#### [Work instructions]
Exactly the lines from the one with "Enumerate this screenshot's" through the final line of the listing below should appear in the answer, and no others.

#### [Given records]
"""
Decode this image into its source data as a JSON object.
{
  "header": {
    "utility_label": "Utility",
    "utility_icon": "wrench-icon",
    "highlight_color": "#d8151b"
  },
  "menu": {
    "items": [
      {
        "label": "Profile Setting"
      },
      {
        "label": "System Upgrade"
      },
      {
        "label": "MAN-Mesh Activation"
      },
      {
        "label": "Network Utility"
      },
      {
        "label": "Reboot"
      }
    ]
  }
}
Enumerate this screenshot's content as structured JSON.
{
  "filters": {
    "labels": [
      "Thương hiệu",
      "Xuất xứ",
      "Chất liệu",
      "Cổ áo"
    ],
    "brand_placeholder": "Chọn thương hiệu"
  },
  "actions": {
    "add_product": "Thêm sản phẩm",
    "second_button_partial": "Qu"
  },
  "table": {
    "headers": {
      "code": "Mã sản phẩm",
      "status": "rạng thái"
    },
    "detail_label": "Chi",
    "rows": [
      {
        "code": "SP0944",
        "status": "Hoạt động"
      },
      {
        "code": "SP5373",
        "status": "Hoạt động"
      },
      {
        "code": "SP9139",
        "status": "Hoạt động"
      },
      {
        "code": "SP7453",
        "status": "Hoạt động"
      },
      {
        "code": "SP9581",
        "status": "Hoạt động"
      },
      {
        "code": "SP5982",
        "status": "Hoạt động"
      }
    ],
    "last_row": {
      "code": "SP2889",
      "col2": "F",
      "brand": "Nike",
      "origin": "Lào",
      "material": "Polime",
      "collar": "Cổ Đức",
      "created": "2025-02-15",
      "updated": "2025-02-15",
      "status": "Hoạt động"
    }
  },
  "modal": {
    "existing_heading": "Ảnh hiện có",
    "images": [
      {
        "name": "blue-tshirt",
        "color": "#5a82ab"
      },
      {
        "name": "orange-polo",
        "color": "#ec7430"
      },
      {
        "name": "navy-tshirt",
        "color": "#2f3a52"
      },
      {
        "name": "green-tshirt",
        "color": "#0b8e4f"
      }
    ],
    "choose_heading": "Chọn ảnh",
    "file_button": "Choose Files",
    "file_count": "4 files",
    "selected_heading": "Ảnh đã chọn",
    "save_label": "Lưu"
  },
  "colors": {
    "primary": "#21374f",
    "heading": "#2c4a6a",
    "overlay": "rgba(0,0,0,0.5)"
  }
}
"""
#### [Result for this exercise]
Enumerate this screenshot's content as structured JSON.
{
  "filters": {
    "labels": [
      "Thương hiệu",
      "Xuất xứ",
      "Chất liệu",
      "Cổ áo"
    ],
    "brand_placeholder": "Chọn thương hiệu"
  },
  "actions": {
    "add_product": "Thêm sản phẩm",
    "second_button_partial": "Qu"
  },
  "table": {
    "headers": {
      "code": "Mã sản phẩm",
      "status": "rạng thái"
    },
    "detail_label": "Chi",
    "rows": [
      {
        "code": "SP0944",
        "status": "Hoạt động"
      },
      {
        "code": "SP5373",
        "status": "Hoạt động"
      },
      {
        "code": "SP9139",
        "status": "Hoạt động"
      },
      {
        "code": "SP7453",
        "status": "Hoạt động"
      },
      {
        "code": "SP9581",
        "status": "Hoạt động"
      },
      {
        "code": "SP5982",
        "status": "Hoạt động"
      }
    ],
    "last_row": {
      "code": "SP2889",
      "col2": "F",
      "brand": "Nike",
      "origin": "Lào",
      "material": "Polime",
      "collar": "Cổ Đức",
      "created": "2025-02-15",
      "updated": "2025-02-15",
      "status": "Hoạt động"
    }
  },
  "modal": {
    "existing_heading": "Ảnh hiện có",
    "images": [
      {
        "name": "blue-tshirt",
        "color": "#5a82ab"
      },
      {
        "name": "orange-polo",
        "color": "#ec7430"
      },
      {
        "name": "navy-tshirt",
        "color": "#2f3a52"
      },
      {
        "name": "green-tshirt",
        "color": "#0b8e4f"
      }
    ],
    "choose_heading": "Chọn ảnh",
    "file_button": "Choose Files",
    "file_count": "4 files",
    "selected_heading": "Ảnh đã chọn",
    "save_label": "Lưu"
  },
  "colors": {
    "primary": "#21374f",
    "heading": "#2c4a6a",
    "overlay": "rgba(0,0,0,0.5)"
  }
}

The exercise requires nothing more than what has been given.